I was wondering how the distribution of the negation works on a nested quantifier, taking into consideration the equivalent formulations.
This is what I mean. I have this sentence:
$\forall x(Ax\rightarrow\exists y(Bxy\wedge\neg Ay)).$
This is, following the equivalent sentence forms rule $(\forall x(P\rightarrow Q)\equiv\neg\exists x(P\wedge\neg Q))$, equal to
$\neg\exists x(Ax\wedge\neg\exists y(Bxy\wedge\neg Ay))$

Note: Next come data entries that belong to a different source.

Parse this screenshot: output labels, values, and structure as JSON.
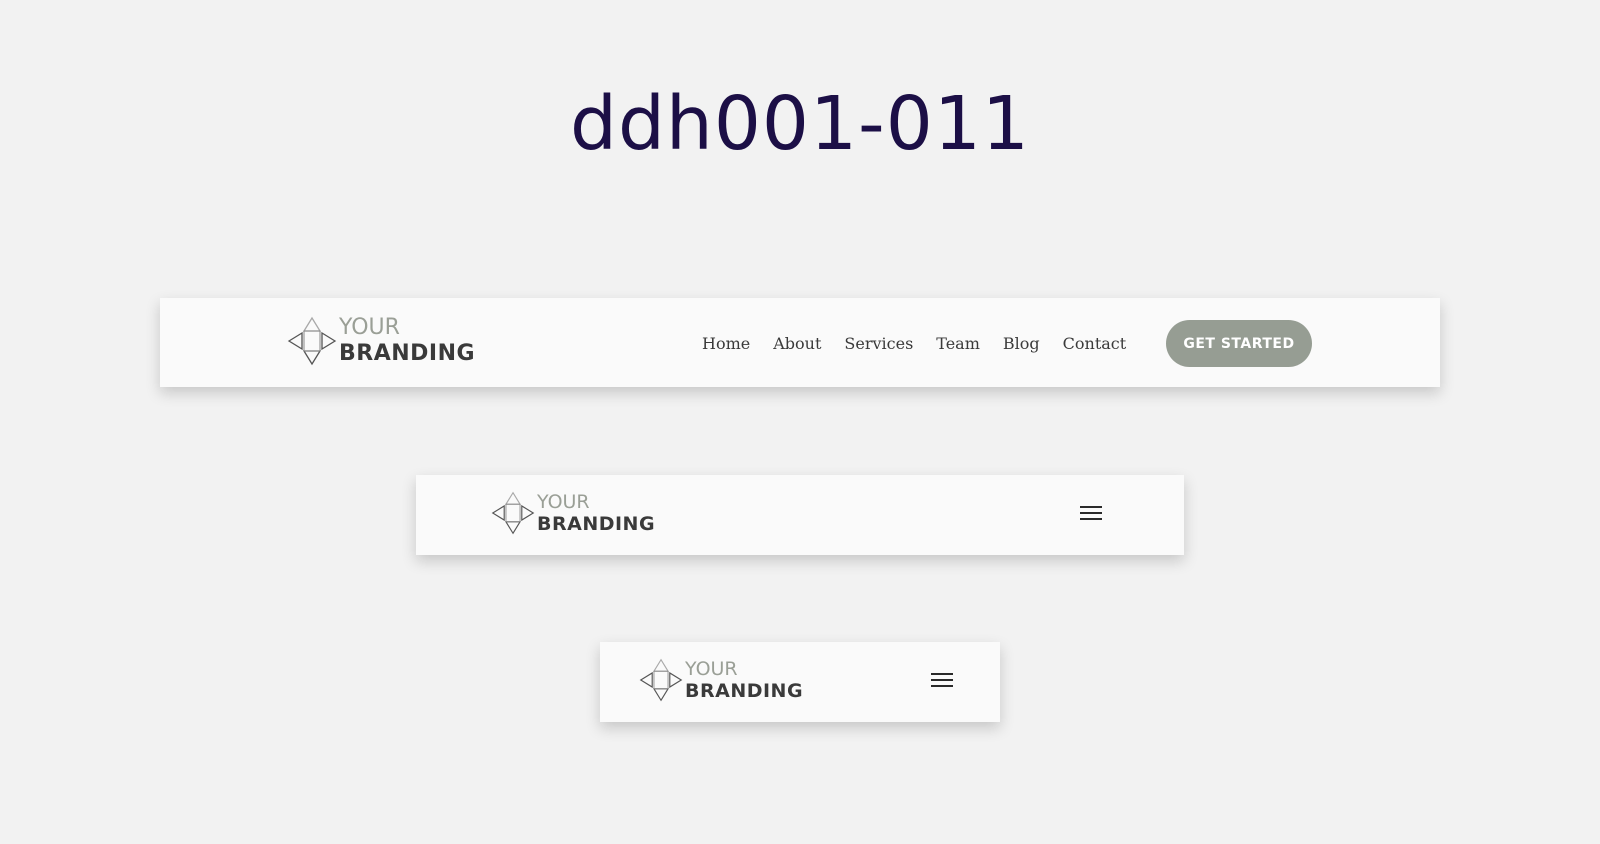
{
  "page": {
    "title": "ddh001-011"
  },
  "brand": {
    "line1": "YOUR",
    "line2": "BRANDING"
  },
  "nav": {
    "items": [
      {
        "label": "Home"
      },
      {
        "label": "About"
      },
      {
        "label": "Services"
      },
      {
        "label": "Team"
      },
      {
        "label": "Blog"
      },
      {
        "label": "Contact"
      }
    ]
  },
  "cta": {
    "label": "GET STARTED"
  },
  "icons": {
    "logo": "diamond-arrows-logo-icon",
    "menu": "hamburger-menu-icon"
  },
  "colors": {
    "background": "#f2f2f2",
    "header_bg": "#fafafa",
    "title": "#1c0f46",
    "accent": "#969d93",
    "text": "#3a3a3a"
  }
}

$\neg\exists x(Ax\wedge\forall y(Bxy\rightarrow Ay)).$
Is it legitimate to pose the subformula $\exists(Bxy\wedge\neg Ay)$ as “Q” in the meta-formula $\forall x(P\rightarrow Q)$? Is, thus, the reasoning correct?